- **Source records**:
%%
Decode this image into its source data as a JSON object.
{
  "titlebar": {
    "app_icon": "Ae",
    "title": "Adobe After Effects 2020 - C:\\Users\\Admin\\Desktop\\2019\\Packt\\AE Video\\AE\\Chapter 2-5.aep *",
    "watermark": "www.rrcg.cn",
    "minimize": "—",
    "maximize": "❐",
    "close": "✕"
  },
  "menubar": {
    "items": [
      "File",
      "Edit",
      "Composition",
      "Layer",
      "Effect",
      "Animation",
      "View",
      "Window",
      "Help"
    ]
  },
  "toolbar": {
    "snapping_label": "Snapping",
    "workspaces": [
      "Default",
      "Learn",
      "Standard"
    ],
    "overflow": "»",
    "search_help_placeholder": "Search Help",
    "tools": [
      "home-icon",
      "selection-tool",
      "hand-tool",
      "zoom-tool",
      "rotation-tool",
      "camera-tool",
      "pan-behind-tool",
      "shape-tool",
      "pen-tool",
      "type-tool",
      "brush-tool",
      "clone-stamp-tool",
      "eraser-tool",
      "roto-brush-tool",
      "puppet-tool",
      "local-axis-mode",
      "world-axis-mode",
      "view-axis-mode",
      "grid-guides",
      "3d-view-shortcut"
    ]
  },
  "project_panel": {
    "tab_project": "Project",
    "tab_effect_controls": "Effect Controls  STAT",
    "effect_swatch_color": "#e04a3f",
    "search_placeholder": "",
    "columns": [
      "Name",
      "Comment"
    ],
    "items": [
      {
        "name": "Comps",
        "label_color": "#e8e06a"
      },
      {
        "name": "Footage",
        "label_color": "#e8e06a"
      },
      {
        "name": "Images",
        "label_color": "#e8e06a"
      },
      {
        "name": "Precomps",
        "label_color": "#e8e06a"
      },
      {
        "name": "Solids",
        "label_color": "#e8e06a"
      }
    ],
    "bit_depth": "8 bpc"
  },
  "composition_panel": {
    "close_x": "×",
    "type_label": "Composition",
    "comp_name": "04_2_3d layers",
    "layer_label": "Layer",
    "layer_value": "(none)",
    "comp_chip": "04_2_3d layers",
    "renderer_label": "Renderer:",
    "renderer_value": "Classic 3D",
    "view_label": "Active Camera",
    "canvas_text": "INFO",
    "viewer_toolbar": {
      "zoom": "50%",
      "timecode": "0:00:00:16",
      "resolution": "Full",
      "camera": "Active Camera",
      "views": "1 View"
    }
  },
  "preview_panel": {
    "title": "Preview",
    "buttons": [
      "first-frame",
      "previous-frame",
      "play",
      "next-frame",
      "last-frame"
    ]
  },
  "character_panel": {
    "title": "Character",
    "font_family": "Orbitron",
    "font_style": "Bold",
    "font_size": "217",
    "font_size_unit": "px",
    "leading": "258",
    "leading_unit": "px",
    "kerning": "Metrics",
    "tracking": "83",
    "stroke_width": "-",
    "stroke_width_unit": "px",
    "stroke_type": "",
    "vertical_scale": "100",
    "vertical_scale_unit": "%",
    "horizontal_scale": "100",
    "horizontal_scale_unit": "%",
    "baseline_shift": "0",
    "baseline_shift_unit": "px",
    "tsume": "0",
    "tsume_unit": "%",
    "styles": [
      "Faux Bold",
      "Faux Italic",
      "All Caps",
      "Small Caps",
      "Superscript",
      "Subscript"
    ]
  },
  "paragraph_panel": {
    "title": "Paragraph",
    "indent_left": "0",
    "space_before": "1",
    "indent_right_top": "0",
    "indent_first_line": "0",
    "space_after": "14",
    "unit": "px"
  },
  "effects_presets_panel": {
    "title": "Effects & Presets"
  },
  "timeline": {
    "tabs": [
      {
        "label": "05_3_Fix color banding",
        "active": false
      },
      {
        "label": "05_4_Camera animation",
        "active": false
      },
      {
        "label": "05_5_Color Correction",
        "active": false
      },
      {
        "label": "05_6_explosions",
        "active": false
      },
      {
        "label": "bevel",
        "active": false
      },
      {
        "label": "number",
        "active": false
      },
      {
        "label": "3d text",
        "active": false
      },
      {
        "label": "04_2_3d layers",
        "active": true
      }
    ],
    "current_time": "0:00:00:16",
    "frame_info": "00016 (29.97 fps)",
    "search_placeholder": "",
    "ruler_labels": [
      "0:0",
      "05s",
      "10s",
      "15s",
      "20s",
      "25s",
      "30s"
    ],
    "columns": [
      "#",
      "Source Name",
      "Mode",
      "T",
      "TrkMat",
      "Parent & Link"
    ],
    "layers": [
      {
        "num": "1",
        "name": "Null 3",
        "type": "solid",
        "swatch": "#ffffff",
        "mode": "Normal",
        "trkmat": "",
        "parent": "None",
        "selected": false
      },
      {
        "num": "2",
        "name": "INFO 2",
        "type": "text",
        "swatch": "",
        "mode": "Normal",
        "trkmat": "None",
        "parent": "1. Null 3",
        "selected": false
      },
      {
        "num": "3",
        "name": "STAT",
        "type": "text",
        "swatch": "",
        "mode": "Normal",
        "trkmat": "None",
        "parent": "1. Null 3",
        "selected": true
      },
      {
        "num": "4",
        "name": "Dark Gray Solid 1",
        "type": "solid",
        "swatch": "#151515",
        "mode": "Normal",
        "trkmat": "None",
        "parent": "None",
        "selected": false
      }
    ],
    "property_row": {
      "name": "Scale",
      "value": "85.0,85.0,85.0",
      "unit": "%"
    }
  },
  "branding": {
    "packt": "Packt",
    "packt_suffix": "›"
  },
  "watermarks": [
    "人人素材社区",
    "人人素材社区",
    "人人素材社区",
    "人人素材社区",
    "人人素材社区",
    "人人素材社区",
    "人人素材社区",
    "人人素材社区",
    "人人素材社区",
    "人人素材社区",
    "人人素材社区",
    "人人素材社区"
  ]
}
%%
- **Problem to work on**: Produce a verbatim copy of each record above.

- **Output for this exercise**:
Decode this image into its source data as a JSON object.
{
  "titlebar": {
    "app_icon": "Ae",
    "title": "Adobe After Effects 2020 - C:\\Users\\Admin\\Desktop\\2019\\Packt\\AE Video\\AE\\Chapter 2-5.aep *",
    "watermark": "www.rrcg.cn",
    "minimize": "—",
    "maximize": "❐",
    "close": "✕"
  },
  "menubar": {
    "items": [
      "File",
      "Edit",
      "Composition",
      "Layer",
      "Effect",
      "Animation",
      "View",
      "Window",
      "Help"
    ]
  },
  "toolbar": {
    "snapping_label": "Snapping",
    "workspaces": [
      "Default",
      "Learn",
      "Standard"
    ],
    "overflow": "»",
    "search_help_placeholder": "Search Help",
    "tools": [
      "home-icon",
      "selection-tool",
      "hand-tool",
      "zoom-tool",
      "rotation-tool",
      "camera-tool",
      "pan-behind-tool",
      "shape-tool",
      "pen-tool",
      "type-tool",
      "brush-tool",
      "clone-stamp-tool",
      "eraser-tool",
      "roto-brush-tool",
      "puppet-tool",
      "local-axis-mode",
      "world-axis-mode",
      "view-axis-mode",
      "grid-guides",
      "3d-view-shortcut"
    ]
  },
  "project_panel": {
    "tab_project": "Project",
    "tab_effect_controls": "Effect Controls  STAT",
    "effect_swatch_color": "#e04a3f",
    "search_placeholder": "",
    "columns": [
      "Name",
      "Comment"
    ],
    "items": [
      {
        "name": "Comps",
        "label_color": "#e8e06a"
      },
      {
        "name": "Footage",
        "label_color": "#e8e06a"
      },
      {
        "name": "Images",
        "label_color": "#e8e06a"
      },
      {
        "name": "Precomps",
        "label_color": "#e8e06a"
      },
      {
        "name": "Solids",
        "label_color": "#e8e06a"
      }
    ],
    "bit_depth": "8 bpc"
  },
  "composition_panel": {
    "close_x": "×",
    "type_label": "Composition",
    "comp_name": "04_2_3d layers",
    "layer_label": "Layer",
    "layer_value": "(none)",
    "comp_chip": "04_2_3d layers",
    "renderer_label": "Renderer:",
    "renderer_value": "Classic 3D",
    "view_label": "Active Camera",
    "canvas_text": "INFO",
    "viewer_toolbar": {
      "zoom": "50%",
      "timecode": "0:00:00:16",
      "resolution": "Full",
      "camera": "Active Camera",
      "views": "1 View"
    }
  },
  "preview_panel": {
    "title": "Preview",
    "buttons": [
      "first-frame",
      "previous-frame",
      "play",
      "next-frame",
      "last-frame"
    ]
  },
  "character_panel": {
    "title": "Character",
    "font_family": "Orbitron",
    "font_style": "Bold",
    "font_size": "217",
    "font_size_unit": "px",
    "leading": "258",
    "leading_unit": "px",
    "kerning": "Metrics",
    "tracking": "83",
    "stroke_width": "-",
    "stroke_width_unit": "px",
    "stroke_type": "",
    "vertical_scale": "100",
    "vertical_scale_unit": "%",
    "horizontal_scale": "100",
    "horizontal_scale_unit": "%",
    "baseline_shift": "0",
    "baseline_shift_unit": "px",
    "tsume": "0",
    "tsume_unit": "%",
    "styles": [
      "Faux Bold",
      "Faux Italic",
      "All Caps",
      "Small Caps",
      "Superscript",
      "Subscript"
    ]
  },
  "paragraph_panel": {
    "title": "Paragraph",
    "indent_left": "0",
    "space_before": "1",
    "indent_right_top": "0",
    "indent_first_line": "0",
    "space_after": "14",
    "unit": "px"
  },
  "effects_presets_panel": {
    "title": "Effects & Presets"
  },
  "timeline": {
    "tabs": [
      {
        "label": "05_3_Fix color banding",
        "active": false
      },
      {
        "label": "05_4_Camera animation",
        "active": false
      },
      {
        "label": "05_5_Color Correction",
        "active": false
      },
      {
        "label": "05_6_explosions",
        "active": false
      },
      {
        "label": "bevel",
        "active": false
      },
      {
        "label": "number",
        "active": false
      },
      {
        "label": "3d text",
        "active": false
      },
      {
        "label": "04_2_3d layers",
        "active": true
      }
    ],
    "current_time": "0:00:00:16",
    "frame_info": "00016 (29.97 fps)",
    "search_placeholder": "",
    "ruler_labels": [
      "0:0",
      "05s",
      "10s",
      "15s",
      "20s",
      "25s",
      "30s"
    ],
    "columns": [
      "#",
      "Source Name",
      "Mode",
      "T",
      "TrkMat",
      "Parent & Link"
    ],
    "layers": [
      {
        "num": "1",
        "name": "Null 3",
        "type": "solid",
        "swatch": "#ffffff",
        "mode": "Normal",
        "trkmat": "",
        "parent": "None",
        "selected": false
      },
      {
        "num": "2",
        "name": "INFO 2",
        "type": "text",
        "swatch": "",
        "mode": "Normal",
        "trkmat": "None",
        "parent": "1. Null 3",
        "selected": false
      },
      {
        "num": "3",
        "name": "STAT",
        "type": "text",
        "swatch": "",
        "mode": "Normal",
        "trkmat": "None",
        "parent": "1. Null 3",
        "selected": true
      },
      {
        "num": "4",
        "name": "Dark Gray Solid 1",
        "type": "solid",
        "swatch": "#151515",
        "mode": "Normal",
        "trkmat": "None",
        "parent": "None",
        "selected": false
      }
    ],
    "property_row": {
      "name": "Scale",
      "value": "85.0,85.0,85.0",
      "unit": "%"
    }
  },
  "branding": {
    "packt": "Packt",
    "packt_suffix": "›"
  },
  "watermarks": [
    "人人素材社区",
    "人人素材社区",
    "人人素材社区",
    "人人素材社区",
    "人人素材社区",
    "人人素材社区",
    "人人素材社区",
    "人人素材社区",
    "人人素材社区",
    "人人素材社区",
    "人人素材社区",
    "人人素材社区"
  ]
}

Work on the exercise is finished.